Tonight on GeekNights, we review two board games after some first playthroughs: Homesteaders and Tammany Hall. They're both pretty good. Check out some memories of Doom and the 3DS gets an update that almost no one will care about.
Tonight on GeekNights, in honor of the DVD mystery boxes that everyone seems to have ordered, we review the first episode of the first DVD of the Rumiko Takahashi Anthology (aka Rumic Theater): The Tragedy of P. In the news, PictureBox is shutting down, and Neverland is bankrupt. The GeekNights Official CounterStrike server is starting to rock again, as is the GeekNights Official IRC during the shaker classic.

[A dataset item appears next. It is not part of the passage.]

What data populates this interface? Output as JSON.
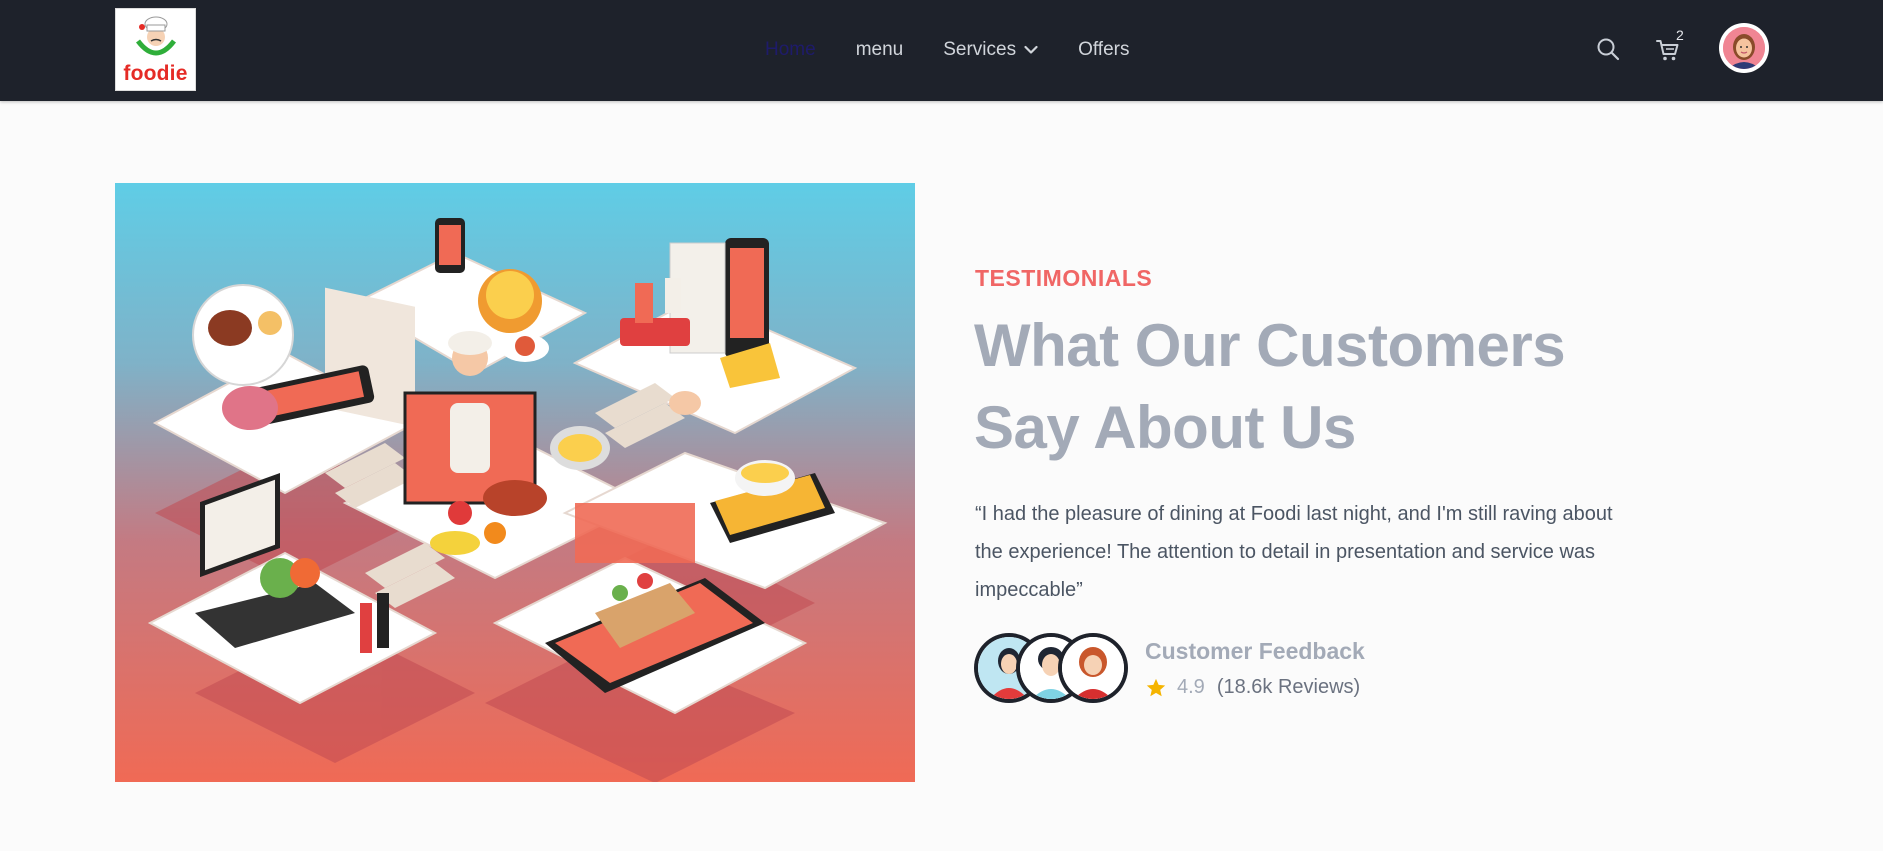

Tonight on GeekNights, we consider the technical/skill requirements of one Penny Arcade job posting. We talk about how to learn how to set up that most dreaded of services: email. RMS proves that Bitcoin has finally "made it" by calling for an anonymous alternative. Amazon reveals its (entirely unsurprising) plans for drone deliveries, further casting into stark contrast the progress of technology and the inability of government and society to keep up. Rym is back from Istanbul and has photos to share.

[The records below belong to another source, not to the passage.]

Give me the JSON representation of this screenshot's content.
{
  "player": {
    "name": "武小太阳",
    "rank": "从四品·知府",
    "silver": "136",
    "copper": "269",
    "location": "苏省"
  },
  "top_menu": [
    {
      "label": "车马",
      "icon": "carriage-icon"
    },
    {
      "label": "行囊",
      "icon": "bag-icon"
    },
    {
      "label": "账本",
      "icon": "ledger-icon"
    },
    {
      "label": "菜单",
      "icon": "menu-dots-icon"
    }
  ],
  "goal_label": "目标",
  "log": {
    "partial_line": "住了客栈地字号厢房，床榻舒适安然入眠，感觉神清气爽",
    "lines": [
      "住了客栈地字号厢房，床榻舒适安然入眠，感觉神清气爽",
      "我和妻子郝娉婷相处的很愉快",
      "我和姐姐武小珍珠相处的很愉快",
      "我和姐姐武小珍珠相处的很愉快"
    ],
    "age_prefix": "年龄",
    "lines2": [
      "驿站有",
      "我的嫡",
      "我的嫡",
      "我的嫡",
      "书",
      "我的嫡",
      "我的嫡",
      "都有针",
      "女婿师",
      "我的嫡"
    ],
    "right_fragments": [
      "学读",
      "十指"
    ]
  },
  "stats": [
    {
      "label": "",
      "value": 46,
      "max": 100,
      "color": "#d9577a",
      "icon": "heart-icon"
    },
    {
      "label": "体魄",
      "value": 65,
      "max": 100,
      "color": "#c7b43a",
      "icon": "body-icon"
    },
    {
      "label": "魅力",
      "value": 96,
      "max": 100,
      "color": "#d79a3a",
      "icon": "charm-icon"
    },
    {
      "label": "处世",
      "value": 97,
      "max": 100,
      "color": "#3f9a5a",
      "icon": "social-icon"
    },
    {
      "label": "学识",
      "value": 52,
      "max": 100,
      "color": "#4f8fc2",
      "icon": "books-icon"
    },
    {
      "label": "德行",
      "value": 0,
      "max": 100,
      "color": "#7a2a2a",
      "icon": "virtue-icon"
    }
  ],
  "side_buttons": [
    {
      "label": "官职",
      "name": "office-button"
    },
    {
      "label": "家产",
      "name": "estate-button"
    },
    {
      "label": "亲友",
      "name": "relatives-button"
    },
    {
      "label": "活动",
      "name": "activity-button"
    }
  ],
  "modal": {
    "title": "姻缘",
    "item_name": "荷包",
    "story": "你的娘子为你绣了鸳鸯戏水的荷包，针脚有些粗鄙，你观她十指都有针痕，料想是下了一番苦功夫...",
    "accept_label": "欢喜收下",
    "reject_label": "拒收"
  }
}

Tonight on GeekNights, we give brief reviews of two anime: Yowamushi Pedal (a TV show) and The Wind Rises (Miyazaki's last movie). The latter is a fictional account of the personal life of the very real Horikoshi Jiro, who designed the very real fighters used by Imperial Japan in World War 2. In the news, keep an eye on the creeping tentacles that are Cardfight: Vanguard, and Miyazaki has given up on movies, but not on manga!
Tonight on GeekNights, we talk about live streaming video, while streaming said video live (and discovering after-the-fact that the video ended up stuttery-as-fuck: sorry about that!). In the news, Caller ID by Google and a reputation data for phone numbers are angering a certain kind of person, Scott's english muffin problem proves unsolvable, and Scott reviews the iPad Mini Retina.
Tonight on GeekNights, we consider yard games like Bocce, Cornhole, Horseshoes, and Badminton. These games share certain characteristics: they must be reasonably deep orthogames, have shallow learning curves, and provide contextual social opportunities yet not require them. Rym reviews Ingress (it's a Candy Box), and Scott takes a guess that Pandemic: The Cure doesn't fall too far from the tree. We posit on why anyone even bothers to play Pandemic. Rym has Google Glass.
Tonight on GeekNights, we discuss the minor anime renaissance that seems to have been sparked by Attack on Titan, and is now smoldering through Kill La Kill and hopefully Space Dandy. Be sure to check out the Fantagraphics 2014 Spring Season and Bee and Puppycat kickstarters. Wolf Children is playing again in several theaters, and a new Initial D movie is coming (with non-SuperEurobeat music possibly).